■ DATA UNDER STUDY ■
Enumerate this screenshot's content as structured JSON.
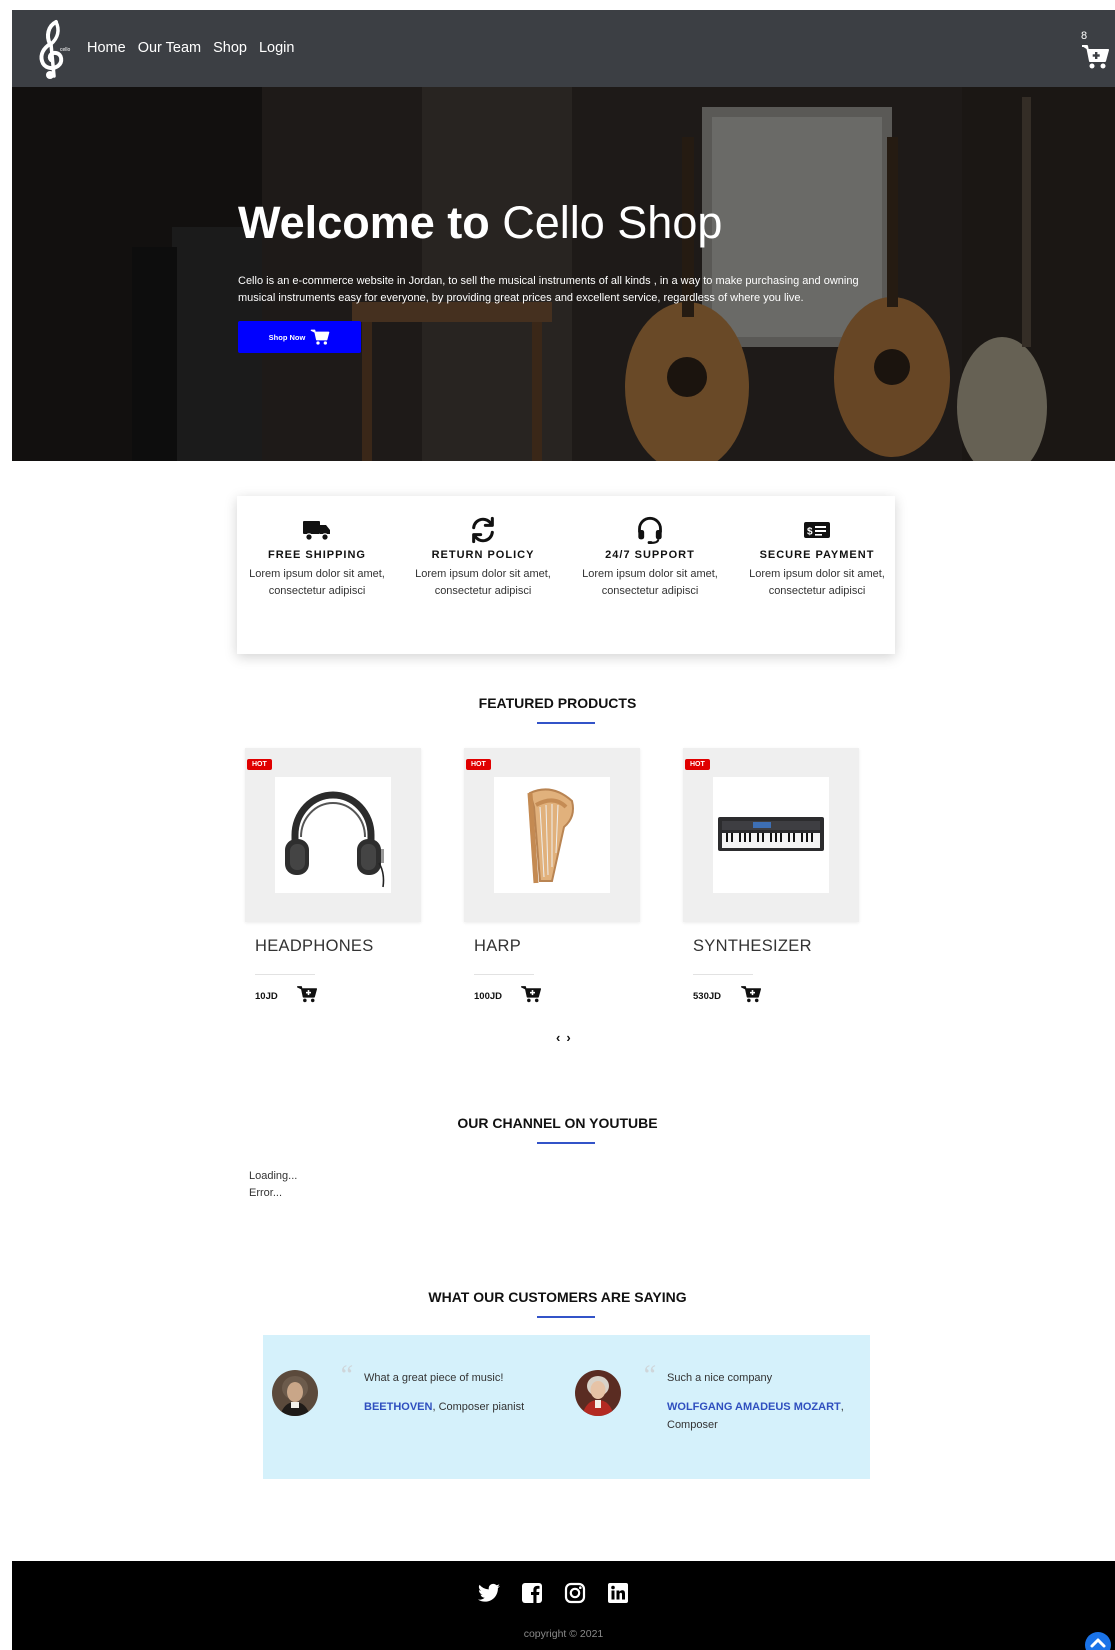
{
  "nav": {
    "logo_text": "cello",
    "links": [
      "Home",
      "Our Team",
      "Shop",
      "Login"
    ],
    "cart_count": "8"
  },
  "hero": {
    "title_bold": "Welcome to",
    "title_light": "Cello Shop",
    "description": "Cello is an e-commerce website in Jordan, to sell the musical instruments of all kinds , in a way to make purchasing and owning musical instruments easy for everyone, by providing great prices and excellent service, regardless of where you live.",
    "button_label": "Shop Now"
  },
  "features": [
    {
      "title": "FREE SHIPPING",
      "text": "Lorem ipsum dolor sit amet, consectetur adipisci",
      "icon": "truck-icon"
    },
    {
      "title": "RETURN POLICY",
      "text": "Lorem ipsum dolor sit amet, consectetur adipisci",
      "icon": "refresh-icon"
    },
    {
      "title": "24/7 SUPPORT",
      "text": "Lorem ipsum dolor sit amet, consectetur adipisci",
      "icon": "headset-icon"
    },
    {
      "title": "SECURE PAYMENT",
      "text": "Lorem ipsum dolor sit amet, consectetur adipisci",
      "icon": "money-check-icon"
    }
  ],
  "featured": {
    "title": "FEATURED PRODUCTS",
    "products": [
      {
        "name": "HEADPHONES",
        "price": "10JD",
        "badge": "HOT",
        "image": "headphones"
      },
      {
        "name": "HARP",
        "price": "100JD",
        "badge": "HOT",
        "image": "harp"
      },
      {
        "name": "SYNTHESIZER",
        "price": "530JD",
        "badge": "HOT",
        "image": "synthesizer"
      }
    ],
    "prev": "‹",
    "next": "›"
  },
  "youtube": {
    "title": "OUR CHANNEL ON YOUTUBE",
    "loading": "Loading...",
    "error": "Error..."
  },
  "testimonials": {
    "title": "WHAT OUR CUSTOMERS ARE SAYING",
    "items": [
      {
        "quote": "What a great piece of music!",
        "author": "BEETHOVEN",
        "role": ", Composer pianist"
      },
      {
        "quote": "Such a nice company",
        "author": "WOLFGANG AMADEUS MOZART",
        "role": ",",
        "role2": "Composer"
      }
    ]
  },
  "footer": {
    "socials": [
      "twitter-icon",
      "facebook-icon",
      "instagram-icon",
      "linkedin-icon"
    ],
    "copyright": "copyright © 2021"
  },
  "colors": {
    "navbar": "#3c3f44",
    "accent_blue": "#0000ff",
    "title_underline": "#3353c8",
    "hot_badge": "#e00000",
    "testimonial_bg": "#d5f1fb",
    "author_link": "#2f4fbf",
    "footer": "#000000"
  }
}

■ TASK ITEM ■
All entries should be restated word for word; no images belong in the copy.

■ RESULT OF THIS TASK ■
Enumerate this screenshot's content as structured JSON.
{
  "nav": {
    "logo_text": "cello",
    "links": [
      "Home",
      "Our Team",
      "Shop",
      "Login"
    ],
    "cart_count": "8"
  },
  "hero": {
    "title_bold": "Welcome to",
    "title_light": "Cello Shop",
    "description": "Cello is an e-commerce website in Jordan, to sell the musical instruments of all kinds , in a way to make purchasing and owning musical instruments easy for everyone, by providing great prices and excellent service, regardless of where you live.",
    "button_label": "Shop Now"
  },
  "features": [
    {
      "title": "FREE SHIPPING",
      "text": "Lorem ipsum dolor sit amet, consectetur adipisci",
      "icon": "truck-icon"
    },
    {
      "title": "RETURN POLICY",
      "text": "Lorem ipsum dolor sit amet, consectetur adipisci",
      "icon": "refresh-icon"
    },
    {
      "title": "24/7 SUPPORT",
      "text": "Lorem ipsum dolor sit amet, consectetur adipisci",
      "icon": "headset-icon"
    },
    {
      "title": "SECURE PAYMENT",
      "text": "Lorem ipsum dolor sit amet, consectetur adipisci",
      "icon": "money-check-icon"
    }
  ],
  "featured": {
    "title": "FEATURED PRODUCTS",
    "products": [
      {
        "name": "HEADPHONES",
        "price": "10JD",
        "badge": "HOT",
        "image": "headphones"
      },
      {
        "name": "HARP",
        "price": "100JD",
        "badge": "HOT",
        "image": "harp"
      },
      {
        "name": "SYNTHESIZER",
        "price": "530JD",
        "badge": "HOT",
        "image": "synthesizer"
      }
    ],
    "prev": "‹",
    "next": "›"
  },
  "youtube": {
    "title": "OUR CHANNEL ON YOUTUBE",
    "loading": "Loading...",
    "error": "Error..."
  },
  "testimonials": {
    "title": "WHAT OUR CUSTOMERS ARE SAYING",
    "items": [
      {
        "quote": "What a great piece of music!",
        "author": "BEETHOVEN",
        "role": ", Composer pianist"
      },
      {
        "quote": "Such a nice company",
        "author": "WOLFGANG AMADEUS MOZART",
        "role": ",",
        "role2": "Composer"
      }
    ]
  },
  "footer": {
    "socials": [
      "twitter-icon",
      "facebook-icon",
      "instagram-icon",
      "linkedin-icon"
    ],
    "copyright": "copyright © 2021"
  },
  "colors": {
    "navbar": "#3c3f44",
    "accent_blue": "#0000ff",
    "title_underline": "#3353c8",
    "hot_badge": "#e00000",
    "testimonial_bg": "#d5f1fb",
    "author_link": "#2f4fbf",
    "footer": "#000000"
  }
}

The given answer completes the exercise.